WHAT YOU HAVE TO DO
Report every line of the data where the string "MacBook" appears.

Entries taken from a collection
▼

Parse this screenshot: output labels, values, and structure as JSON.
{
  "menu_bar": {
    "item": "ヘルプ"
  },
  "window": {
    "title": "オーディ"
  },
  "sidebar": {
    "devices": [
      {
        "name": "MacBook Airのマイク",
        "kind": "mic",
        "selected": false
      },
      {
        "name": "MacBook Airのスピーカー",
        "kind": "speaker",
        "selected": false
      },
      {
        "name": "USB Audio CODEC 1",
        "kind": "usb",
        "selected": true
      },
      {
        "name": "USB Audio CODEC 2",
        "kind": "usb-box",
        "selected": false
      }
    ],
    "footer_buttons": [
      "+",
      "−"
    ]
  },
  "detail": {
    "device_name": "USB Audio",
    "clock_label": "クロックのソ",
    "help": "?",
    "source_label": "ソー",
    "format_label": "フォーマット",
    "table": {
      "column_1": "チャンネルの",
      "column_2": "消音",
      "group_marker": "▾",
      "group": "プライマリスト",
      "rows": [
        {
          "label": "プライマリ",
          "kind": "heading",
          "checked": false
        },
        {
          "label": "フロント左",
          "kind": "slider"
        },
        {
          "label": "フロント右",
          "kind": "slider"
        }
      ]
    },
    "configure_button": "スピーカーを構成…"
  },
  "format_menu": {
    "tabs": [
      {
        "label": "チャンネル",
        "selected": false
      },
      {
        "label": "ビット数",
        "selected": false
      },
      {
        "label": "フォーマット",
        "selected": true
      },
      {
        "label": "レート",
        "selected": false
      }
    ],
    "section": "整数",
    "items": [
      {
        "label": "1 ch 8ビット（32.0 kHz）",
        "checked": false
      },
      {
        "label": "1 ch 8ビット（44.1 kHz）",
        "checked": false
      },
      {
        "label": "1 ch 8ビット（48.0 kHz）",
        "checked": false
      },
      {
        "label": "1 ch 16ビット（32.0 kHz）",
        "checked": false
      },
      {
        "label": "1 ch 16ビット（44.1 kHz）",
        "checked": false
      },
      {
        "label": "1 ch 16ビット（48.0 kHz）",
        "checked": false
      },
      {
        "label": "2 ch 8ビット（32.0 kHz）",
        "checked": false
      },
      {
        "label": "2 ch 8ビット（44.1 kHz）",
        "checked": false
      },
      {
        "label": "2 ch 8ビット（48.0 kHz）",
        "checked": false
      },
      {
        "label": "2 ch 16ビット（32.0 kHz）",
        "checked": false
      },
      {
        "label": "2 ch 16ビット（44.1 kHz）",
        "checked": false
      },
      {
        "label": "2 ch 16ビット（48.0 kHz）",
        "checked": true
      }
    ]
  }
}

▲

TASK RESULT
        "name": "MacBook Airのマイク",
        "name": "MacBook Airのスピーカー",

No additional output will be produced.